A few years ago I was working in a walk-in clinic, and a woman, I’ll call Sara, came in for concerns regarding vulvodynia (chronic, unexplained pain of the vagina). Vulvodynia was not within the usual scope of practice in the walk-in clinic where we focused mostly on minor illnesses and injuries.

It was a quiet morning at the walk-in clinic, so I agreed to talk with Sara. Her story unfolded as a long and tragic history of pain and a disturbing account of seeing many specialists who were unable to help her. Sara even had a hysterectomy as recommended by one of the medical experts, and yet her symptoms remained.

While Sara’s story was unique, it was also similar to many patients I have spoken with who suffer from chronic, debilitating symptoms, have consulted with experts, and continue to suffer without answers or hope.

Disturbing trends in healthcare.

We are getting sicker. Children today are growing up with a decreased life expectancy for the first time in generations. Healthcare costs have sky-rocketed. Health care workers are under tremendous stress. And people with multiple health concerns are rushed through their appointments.

As a family nurse practitioner, I wasn’t willing to accept that we don’t have more to offer people who need our help. We have to do better. There must be a better way.

I’ve always viewed my patients through a holistic lens, but it wasn’t until I came across functional medicine when I knew I had found a scientific, systems-based approach that made sense and showed promise for helping people who were not being helped by conventional medicine.

Functional medicine (FM) addresses health through an investigative, systems based approach, utilizing cutting edge science.

Functional medicine came about in the early 1990’s. In the last few years, it’s gaining popularity due to the need for an effective approach to today’s growing population who are suffering from chronic health problems. Functional medicine is also growing due to the many doctors, and other clinicians who are drawn to functional medicine in the same way as I have, to meet the needs of their patients in a more meaningful way.

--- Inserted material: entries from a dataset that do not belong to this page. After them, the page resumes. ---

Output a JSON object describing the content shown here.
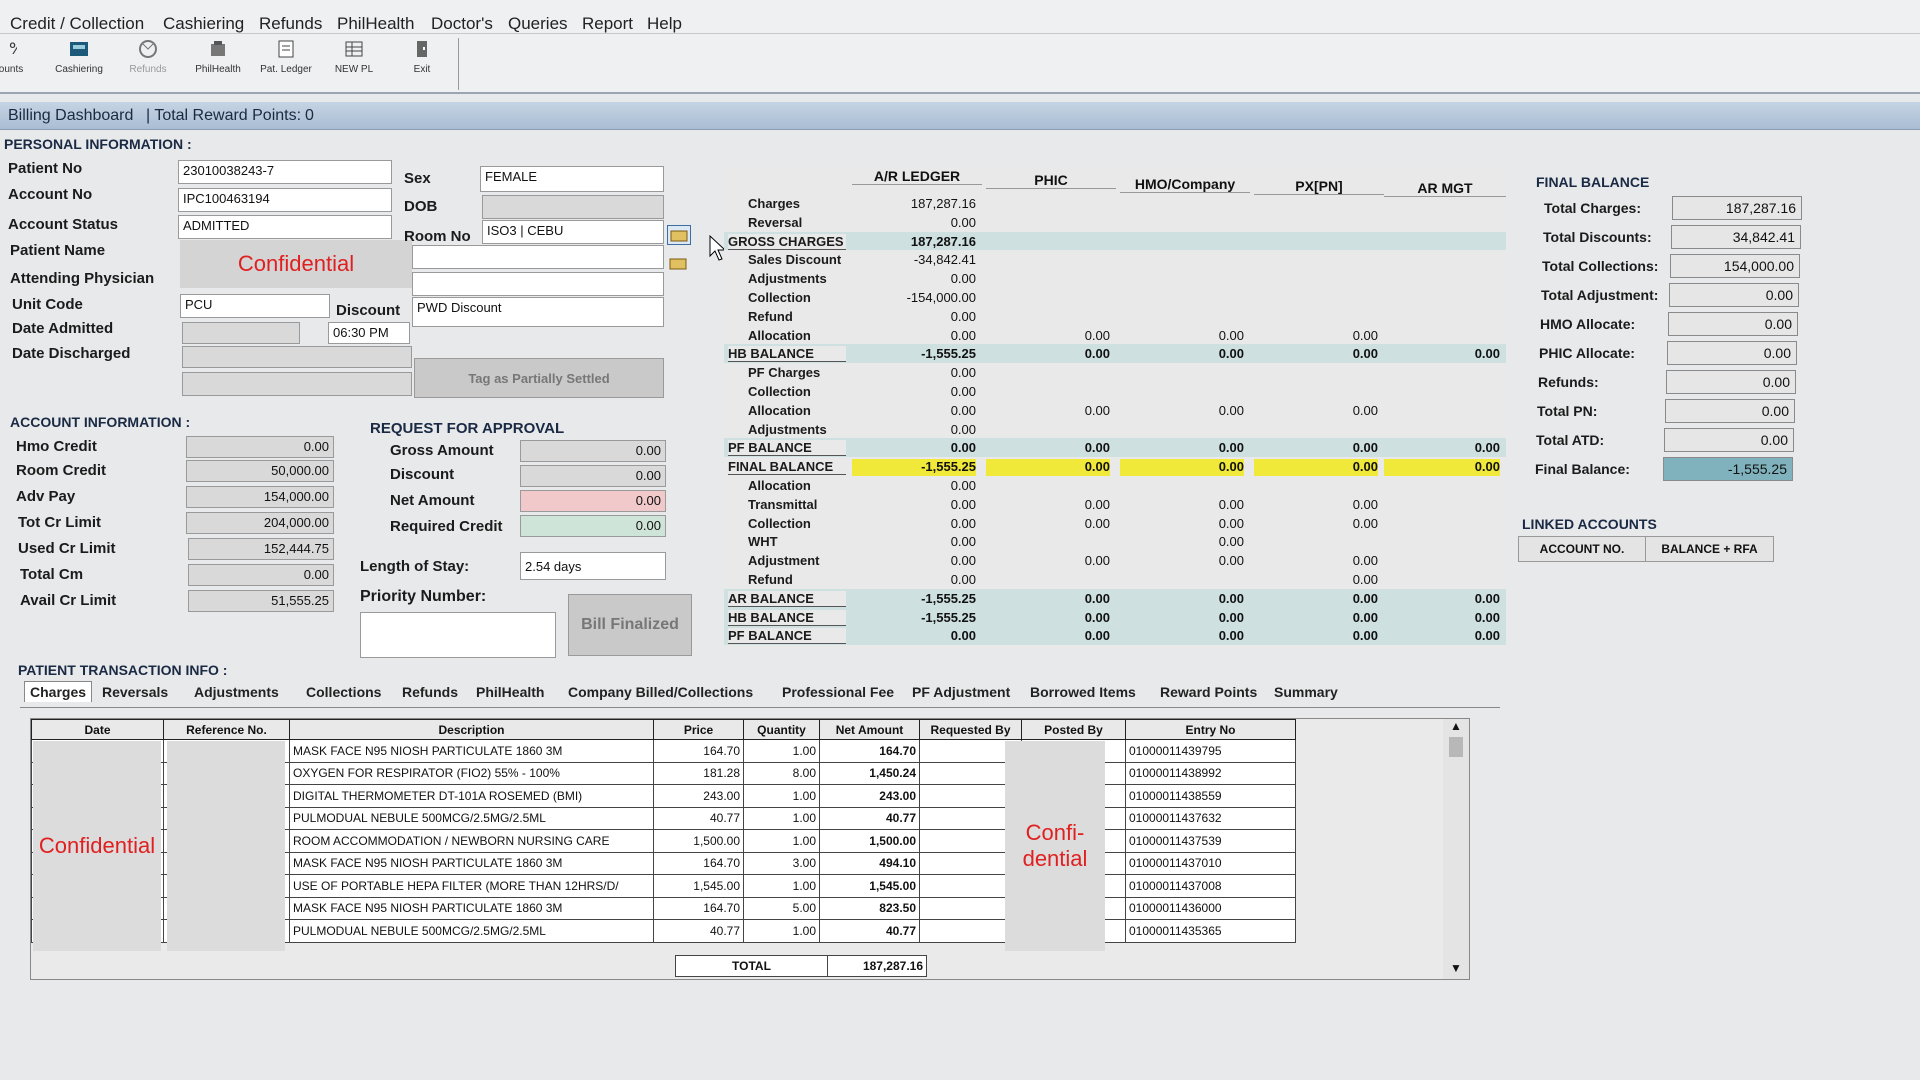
{
  "menu": [
    "Credit / Collection",
    "Cashiering",
    "Refunds",
    "PhilHealth",
    "Doctor's",
    "Queries",
    "Report",
    "Help"
  ],
  "toolbar": [
    {
      "label": "ccounts",
      "icon": "percent-icon"
    },
    {
      "label": "Cashiering",
      "icon": "cash-register-icon"
    },
    {
      "label": "Refunds",
      "icon": "refund-icon"
    },
    {
      "label": "PhilHealth",
      "icon": "philhealth-icon"
    },
    {
      "label": "Pat. Ledger",
      "icon": "ledger-icon"
    },
    {
      "label": "NEW PL",
      "icon": "new-pl-icon"
    },
    {
      "label": "Exit",
      "icon": "exit-door-icon"
    }
  ],
  "dashboard": {
    "title": "Billing Dashboard",
    "reward": "| Total Reward Points:",
    "reward_value": "0"
  },
  "personal": {
    "section": "PERSONAL INFORMATION :",
    "labels": {
      "patient_no": "Patient No",
      "account_no": "Account No",
      "account_status": "Account Status",
      "patient_name": "Patient Name",
      "attending": "Attending Physician",
      "unit_code": "Unit Code",
      "date_admitted": "Date Admitted",
      "date_discharged": "Date Discharged",
      "sex": "Sex",
      "dob": "DOB",
      "room_no": "Room No",
      "discount": "Discount"
    },
    "values": {
      "patient_no": "23010038243-7",
      "account_no": "IPC100463194",
      "account_status": "ADMITTED",
      "patient_name": "Confidential",
      "unit_code": "PCU",
      "time_admitted": "06:30 PM",
      "sex": "FEMALE",
      "room_no": "ISO3 | CEBU",
      "discount": "PWD Discount"
    },
    "tag_button": "Tag as Partially Settled"
  },
  "account": {
    "section": "ACCOUNT INFORMATION :",
    "rows": [
      {
        "label": "Hmo Credit",
        "value": "0.00"
      },
      {
        "label": "Room Credit",
        "value": "50,000.00"
      },
      {
        "label": "Adv Pay",
        "value": "154,000.00"
      },
      {
        "label": "Tot Cr Limit",
        "value": "204,000.00"
      },
      {
        "label": "Used Cr Limit",
        "value": "152,444.75"
      },
      {
        "label": "Total Cm",
        "value": "0.00"
      },
      {
        "label": "Avail Cr Limit",
        "value": "51,555.25"
      }
    ]
  },
  "approval": {
    "section": "REQUEST FOR APPROVAL",
    "rows": [
      {
        "label": "Gross Amount",
        "value": "0.00"
      },
      {
        "label": "Discount",
        "value": "0.00"
      },
      {
        "label": "Net Amount",
        "value": "0.00"
      },
      {
        "label": "Required Credit",
        "value": "0.00"
      }
    ],
    "los_label": "Length of Stay:",
    "los_value": "2.54 days",
    "priority_label": "Priority Number:",
    "bill_button": "Bill Finalized"
  },
  "ledger": {
    "columns": [
      "A/R LEDGER",
      "PHIC",
      "HMO/Company",
      "PX[PN]",
      "AR MGT"
    ],
    "rows": [
      {
        "label": "Charges",
        "vals": [
          "187,287.16",
          "",
          "",
          "",
          ""
        ]
      },
      {
        "label": "Reversal",
        "vals": [
          "0.00",
          "",
          "",
          "",
          ""
        ]
      },
      {
        "label": "GROSS CHARGES",
        "vals": [
          "187,287.16",
          "",
          "",
          "",
          ""
        ],
        "kind": "total"
      },
      {
        "label": "Sales Discount",
        "vals": [
          "-34,842.41",
          "",
          "",
          "",
          ""
        ]
      },
      {
        "label": "Adjustments",
        "vals": [
          "0.00",
          "",
          "",
          "",
          ""
        ]
      },
      {
        "label": "Collection",
        "vals": [
          "-154,000.00",
          "",
          "",
          "",
          ""
        ]
      },
      {
        "label": "Refund",
        "vals": [
          "0.00",
          "",
          "",
          "",
          ""
        ]
      },
      {
        "label": "Allocation",
        "vals": [
          "0.00",
          "0.00",
          "0.00",
          "0.00",
          ""
        ]
      },
      {
        "label": "HB BALANCE",
        "vals": [
          "-1,555.25",
          "0.00",
          "0.00",
          "0.00",
          "0.00"
        ],
        "kind": "total"
      },
      {
        "label": "PF Charges",
        "vals": [
          "0.00",
          "",
          "",
          "",
          ""
        ]
      },
      {
        "label": "Collection",
        "vals": [
          "0.00",
          "",
          "",
          "",
          ""
        ]
      },
      {
        "label": "Allocation",
        "vals": [
          "0.00",
          "0.00",
          "0.00",
          "0.00",
          ""
        ]
      },
      {
        "label": "Adjustments",
        "vals": [
          "0.00",
          "",
          "",
          "",
          ""
        ]
      },
      {
        "label": "PF BALANCE",
        "vals": [
          "0.00",
          "0.00",
          "0.00",
          "0.00",
          "0.00"
        ],
        "kind": "total"
      },
      {
        "label": "FINAL BALANCE",
        "vals": [
          "-1,555.25",
          "0.00",
          "0.00",
          "0.00",
          "0.00"
        ],
        "kind": "final"
      },
      {
        "label": "Allocation",
        "vals": [
          "0.00",
          "",
          "",
          "",
          ""
        ]
      },
      {
        "label": "Transmittal",
        "vals": [
          "0.00",
          "0.00",
          "0.00",
          "0.00",
          ""
        ]
      },
      {
        "label": "Collection",
        "vals": [
          "0.00",
          "0.00",
          "0.00",
          "0.00",
          ""
        ]
      },
      {
        "label": "WHT",
        "vals": [
          "0.00",
          "",
          "0.00",
          "",
          ""
        ]
      },
      {
        "label": "Adjustment",
        "vals": [
          "0.00",
          "0.00",
          "0.00",
          "0.00",
          ""
        ]
      },
      {
        "label": "Refund",
        "vals": [
          "0.00",
          "",
          "",
          "0.00",
          ""
        ]
      },
      {
        "label": "AR BALANCE",
        "vals": [
          "-1,555.25",
          "0.00",
          "0.00",
          "0.00",
          "0.00"
        ],
        "kind": "total"
      },
      {
        "label": "HB BALANCE",
        "vals": [
          "-1,555.25",
          "0.00",
          "0.00",
          "0.00",
          "0.00"
        ],
        "kind": "total"
      },
      {
        "label": "PF BALANCE",
        "vals": [
          "0.00",
          "0.00",
          "0.00",
          "0.00",
          "0.00"
        ],
        "kind": "total"
      }
    ]
  },
  "final_balance": {
    "section": "FINAL BALANCE",
    "rows": [
      {
        "label": "Total Charges:",
        "value": "187,287.16"
      },
      {
        "label": "Total Discounts:",
        "value": "34,842.41"
      },
      {
        "label": "Total Collections:",
        "value": "154,000.00"
      },
      {
        "label": "Total Adjustment:",
        "value": "0.00"
      },
      {
        "label": "HMO Allocate:",
        "value": "0.00"
      },
      {
        "label": "PHIC Allocate:",
        "value": "0.00"
      },
      {
        "label": "Refunds:",
        "value": "0.00"
      },
      {
        "label": "Total PN:",
        "value": "0.00"
      },
      {
        "label": "Total ATD:",
        "value": "0.00"
      },
      {
        "label": "Final Balance:",
        "value": "-1,555.25"
      }
    ],
    "linked_section": "LINKED ACCOUNTS",
    "linked_cols": [
      "ACCOUNT NO.",
      "BALANCE + RFA"
    ]
  },
  "transactions": {
    "section": "PATIENT TRANSACTION INFO :",
    "tabs": [
      "Charges",
      "Reversals",
      "Adjustments",
      "Collections",
      "Refunds",
      "PhilHealth",
      "Company Billed/Collections",
      "Professional Fee",
      "PF Adjustment",
      "Borrowed Items",
      "Reward Points",
      "Summary"
    ],
    "columns": [
      "Date",
      "Reference No.",
      "Description",
      "Price",
      "Quantity",
      "Net Amount",
      "Requested By",
      "Posted By",
      "Entry No"
    ],
    "rows": [
      {
        "desc": "MASK FACE N95 NIOSH PARTICULATE 1860 3M",
        "price": "164.70",
        "qty": "1.00",
        "net": "164.70",
        "entry": "01000011439795"
      },
      {
        "desc": "OXYGEN FOR RESPIRATOR (FIO2) 55% - 100%",
        "price": "181.28",
        "qty": "8.00",
        "net": "1,450.24",
        "entry": "01000011438992"
      },
      {
        "desc": "DIGITAL THERMOMETER DT-101A ROSEMED (BMI)",
        "price": "243.00",
        "qty": "1.00",
        "net": "243.00",
        "entry": "01000011438559"
      },
      {
        "desc": "PULMODUAL NEBULE 500MCG/2.5MG/2.5ML",
        "price": "40.77",
        "qty": "1.00",
        "net": "40.77",
        "entry": "01000011437632"
      },
      {
        "desc": "ROOM ACCOMMODATION / NEWBORN NURSING CARE",
        "price": "1,500.00",
        "qty": "1.00",
        "net": "1,500.00",
        "entry": "01000011437539"
      },
      {
        "desc": "MASK FACE N95 NIOSH PARTICULATE 1860 3M",
        "price": "164.70",
        "qty": "3.00",
        "net": "494.10",
        "entry": "01000011437010"
      },
      {
        "desc": "USE OF PORTABLE HEPA FILTER (MORE THAN 12HRS/D/",
        "price": "1,545.00",
        "qty": "1.00",
        "net": "1,545.00",
        "entry": "01000011437008"
      },
      {
        "desc": "MASK FACE N95 NIOSH PARTICULATE 1860 3M",
        "price": "164.70",
        "qty": "5.00",
        "net": "823.50",
        "entry": "01000011436000"
      },
      {
        "desc": "PULMODUAL NEBULE 500MCG/2.5MG/2.5ML",
        "price": "40.77",
        "qty": "1.00",
        "net": "40.77",
        "entry": "01000011435365"
      }
    ],
    "total_label": "TOTAL",
    "total_value": "187,287.16",
    "redact_left": "Confidential",
    "redact_right": "Confi-\ndential"
  }
}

Functional medicine is leading the charge to evolve medicine.

In September 2014, the Cleveland Clinic opened a Center for Functional Medicine in collaboration with the Institute for Functional Medicine. Since it’s opening, the Cleveland Clinic, Center for Functional Medicine has expanded in an attempt to meet growing demand. We are likely to see additional prestigious centers of medicine following the lead of the Cleveland Clinic soon.

Meanwhile, clinicians are creating their functional medicine practices independent from the dictates of conventional health care systems and insurance companies that value production and profit over health. We are uninspired by the conventional medicine approach of focusing on production over health and prescribing medications to mask symptoms rather than identify and address root causes.

How functional medicine differs from conventional medicine.

Your FM clinician will take the time to get to know you and your history. Nutritional and lifestyle recommendations will be identified that will help you to reach your health goals. Lab tests will be carefully selected to evaluate your health and monitor your progress. Treatment protocols will be designed to address your unique circumstances and physiology.

Functional medicine requires a partnership between the patient and the clinician. As a patient, you will take an active role in your health. You will need to be willing to optimize your nutrition and your sleep. You will be encouraged to address stress and include regular exercise into your daily routine. You will be guided to minimize your exposure to environmental toxins.

Medicine is evolving.

I visited with Sara for almost 30 minutes. Toward the end of our visit, I asked if she was aware of functional medicine. She lit up and said yes. Her sister was working with a functional medicine doctor and had been trying to get Sara to work with her too. I encouraged Sara to consider seeing her sister’s functional medicine doctor.

I never heard from Sara again. I hope she found the help she was looking for. Every day I meet people like Sara. People who need help and aren’t finding it in conventional medicine. Fortunately, functional medicine is becoming better known; more clinicians are studying functional medicine and starting up their own practices. Medicine is evolving.